## YOUR ASSIGNMENT
From the first line to the last, output the material exactly.
-=-=-
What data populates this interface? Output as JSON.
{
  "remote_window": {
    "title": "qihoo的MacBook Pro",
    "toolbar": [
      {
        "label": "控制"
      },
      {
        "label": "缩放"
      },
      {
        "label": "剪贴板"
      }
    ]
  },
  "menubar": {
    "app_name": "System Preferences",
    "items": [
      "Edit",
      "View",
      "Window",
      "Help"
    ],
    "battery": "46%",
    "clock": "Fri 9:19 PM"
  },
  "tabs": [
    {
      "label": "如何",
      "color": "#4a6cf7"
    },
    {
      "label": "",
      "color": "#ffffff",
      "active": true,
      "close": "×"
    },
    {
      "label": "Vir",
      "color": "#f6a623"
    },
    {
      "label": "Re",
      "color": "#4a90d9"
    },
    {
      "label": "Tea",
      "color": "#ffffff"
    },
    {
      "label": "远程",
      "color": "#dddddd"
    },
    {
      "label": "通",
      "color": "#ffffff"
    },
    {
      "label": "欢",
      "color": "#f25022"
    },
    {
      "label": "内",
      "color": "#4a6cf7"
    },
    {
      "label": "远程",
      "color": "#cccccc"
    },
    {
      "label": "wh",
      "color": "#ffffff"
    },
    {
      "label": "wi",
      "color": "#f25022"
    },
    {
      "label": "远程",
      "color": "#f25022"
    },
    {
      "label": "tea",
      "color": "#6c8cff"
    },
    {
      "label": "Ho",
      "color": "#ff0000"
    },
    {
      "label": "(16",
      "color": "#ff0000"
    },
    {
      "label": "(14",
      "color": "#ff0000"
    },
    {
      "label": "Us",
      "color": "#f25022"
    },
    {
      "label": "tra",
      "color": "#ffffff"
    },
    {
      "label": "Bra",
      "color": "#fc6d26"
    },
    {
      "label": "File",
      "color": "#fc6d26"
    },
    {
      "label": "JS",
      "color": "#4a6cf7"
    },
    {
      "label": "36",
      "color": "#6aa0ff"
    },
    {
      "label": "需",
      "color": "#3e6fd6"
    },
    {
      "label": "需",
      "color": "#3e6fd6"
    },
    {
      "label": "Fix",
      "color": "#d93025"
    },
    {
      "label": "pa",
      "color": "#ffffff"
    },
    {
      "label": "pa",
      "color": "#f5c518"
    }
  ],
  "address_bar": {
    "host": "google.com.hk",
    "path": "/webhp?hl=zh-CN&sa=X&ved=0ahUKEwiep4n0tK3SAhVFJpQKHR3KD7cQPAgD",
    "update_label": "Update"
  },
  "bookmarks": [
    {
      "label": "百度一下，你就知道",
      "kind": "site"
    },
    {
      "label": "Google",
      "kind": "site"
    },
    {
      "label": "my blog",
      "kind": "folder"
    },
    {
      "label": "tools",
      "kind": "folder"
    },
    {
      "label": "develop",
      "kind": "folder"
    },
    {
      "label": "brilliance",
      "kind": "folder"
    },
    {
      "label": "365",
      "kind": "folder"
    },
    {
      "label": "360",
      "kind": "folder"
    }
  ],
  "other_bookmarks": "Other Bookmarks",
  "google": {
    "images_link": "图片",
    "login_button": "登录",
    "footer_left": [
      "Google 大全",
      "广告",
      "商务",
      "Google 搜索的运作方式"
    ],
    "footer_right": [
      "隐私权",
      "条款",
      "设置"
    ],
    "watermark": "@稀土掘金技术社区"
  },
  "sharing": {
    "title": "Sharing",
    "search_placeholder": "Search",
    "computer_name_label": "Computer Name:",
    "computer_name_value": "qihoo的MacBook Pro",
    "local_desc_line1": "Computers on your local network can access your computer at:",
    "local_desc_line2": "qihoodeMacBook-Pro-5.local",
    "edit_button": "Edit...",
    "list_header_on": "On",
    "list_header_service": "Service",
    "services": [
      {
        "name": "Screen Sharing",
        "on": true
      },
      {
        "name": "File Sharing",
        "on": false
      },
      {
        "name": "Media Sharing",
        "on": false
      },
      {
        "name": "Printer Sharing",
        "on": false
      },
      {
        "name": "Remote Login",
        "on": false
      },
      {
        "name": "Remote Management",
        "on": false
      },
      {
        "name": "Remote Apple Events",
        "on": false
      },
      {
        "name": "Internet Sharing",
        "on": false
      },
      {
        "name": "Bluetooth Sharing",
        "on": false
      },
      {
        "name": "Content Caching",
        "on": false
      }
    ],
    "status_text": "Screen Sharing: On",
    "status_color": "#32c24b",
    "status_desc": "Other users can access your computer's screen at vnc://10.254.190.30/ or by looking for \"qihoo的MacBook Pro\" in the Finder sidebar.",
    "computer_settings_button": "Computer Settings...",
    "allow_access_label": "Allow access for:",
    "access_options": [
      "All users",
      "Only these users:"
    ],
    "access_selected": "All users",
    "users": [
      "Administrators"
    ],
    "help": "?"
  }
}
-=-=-
## RESPONSE FOR THIS EXERCISE
What data populates this interface? Output as JSON.
{
  "remote_window": {
    "title": "qihoo的MacBook Pro",
    "toolbar": [
      {
        "label": "控制"
      },
      {
        "label": "缩放"
      },
      {
        "label": "剪贴板"
      }
    ]
  },
  "menubar": {
    "app_name": "System Preferences",
    "items": [
      "Edit",
      "View",
      "Window",
      "Help"
    ],
    "battery": "46%",
    "clock": "Fri 9:19 PM"
  },
  "tabs": [
    {
      "label": "如何",
      "color": "#4a6cf7"
    },
    {
      "label": "",
      "color": "#ffffff",
      "active": true,
      "close": "×"
    },
    {
      "label": "Vir",
      "color": "#f6a623"
    },
    {
      "label": "Re",
      "color": "#4a90d9"
    },
    {
      "label": "Tea",
      "color": "#ffffff"
    },
    {
      "label": "远程",
      "color": "#dddddd"
    },
    {
      "label": "通",
      "color": "#ffffff"
    },
    {
      "label": "欢",
      "color": "#f25022"
    },
    {
      "label": "内",
      "color": "#4a6cf7"
    },
    {
      "label": "远程",
      "color": "#cccccc"
    },
    {
      "label": "wh",
      "color": "#ffffff"
    },
    {
      "label": "wi",
      "color": "#f25022"
    },
    {
      "label": "远程",
      "color": "#f25022"
    },
    {
      "label": "tea",
      "color": "#6c8cff"
    },
    {
      "label": "Ho",
      "color": "#ff0000"
    },
    {
      "label": "(16",
      "color": "#ff0000"
    },
    {
      "label": "(14",
      "color": "#ff0000"
    },
    {
      "label": "Us",
      "color": "#f25022"
    },
    {
      "label": "tra",
      "color": "#ffffff"
    },
    {
      "label": "Bra",
      "color": "#fc6d26"
    },
    {
      "label": "File",
      "color": "#fc6d26"
    },
    {
      "label": "JS",
      "color": "#4a6cf7"
    },
    {
      "label": "36",
      "color": "#6aa0ff"
    },
    {
      "label": "需",
      "color": "#3e6fd6"
    },
    {
      "label": "需",
      "color": "#3e6fd6"
    },
    {
      "label": "Fix",
      "color": "#d93025"
    },
    {
      "label": "pa",
      "color": "#ffffff"
    },
    {
      "label": "pa",
      "color": "#f5c518"
    }
  ],
  "address_bar": {
    "host": "google.com.hk",
    "path": "/webhp?hl=zh-CN&sa=X&ved=0ahUKEwiep4n0tK3SAhVFJpQKHR3KD7cQPAgD",
    "update_label": "Update"
  },
  "bookmarks": [
    {
      "label": "百度一下，你就知道",
      "kind": "site"
    },
    {
      "label": "Google",
      "kind": "site"
    },
    {
      "label": "my blog",
      "kind": "folder"
    },
    {
      "label": "tools",
      "kind": "folder"
    },
    {
      "label": "develop",
      "kind": "folder"
    },
    {
      "label": "brilliance",
      "kind": "folder"
    },
    {
      "label": "365",
      "kind": "folder"
    },
    {
      "label": "360",
      "kind": "folder"
    }
  ],
  "other_bookmarks": "Other Bookmarks",
  "google": {
    "images_link": "图片",
    "login_button": "登录",
    "footer_left": [
      "Google 大全",
      "广告",
      "商务",
      "Google 搜索的运作方式"
    ],
    "footer_right": [
      "隐私权",
      "条款",
      "设置"
    ],
    "watermark": "@稀土掘金技术社区"
  },
  "sharing": {
    "title": "Sharing",
    "search_placeholder": "Search",
    "computer_name_label": "Computer Name:",
    "computer_name_value": "qihoo的MacBook Pro",
    "local_desc_line1": "Computers on your local network can access your computer at:",
    "local_desc_line2": "qihoodeMacBook-Pro-5.local",
    "edit_button": "Edit...",
    "list_header_on": "On",
    "list_header_service": "Service",
    "services": [
      {
        "name": "Screen Sharing",
        "on": true
      },
      {
        "name": "File Sharing",
        "on": false
      },
      {
        "name": "Media Sharing",
        "on": false
      },
      {
        "name": "Printer Sharing",
        "on": false
      },
      {
        "name": "Remote Login",
        "on": false
      },
      {
        "name": "Remote Management",
        "on": false
      },
      {
        "name": "Remote Apple Events",
        "on": false
      },
      {
        "name": "Internet Sharing",
        "on": false
      },
      {
        "name": "Bluetooth Sharing",
        "on": false
      },
      {
        "name": "Content Caching",
        "on": false
      }
    ],
    "status_text": "Screen Sharing: On",
    "status_color": "#32c24b",
    "status_desc": "Other users can access your computer's screen at vnc://10.254.190.30/ or by looking for \"qihoo的MacBook Pro\" in the Finder sidebar.",
    "computer_settings_button": "Computer Settings...",
    "allow_access_label": "Allow access for:",
    "access_options": [
      "All users",
      "Only these users:"
    ],
    "access_selected": "All users",
    "users": [
      "Administrators"
    ],
    "help": "?"
  }
}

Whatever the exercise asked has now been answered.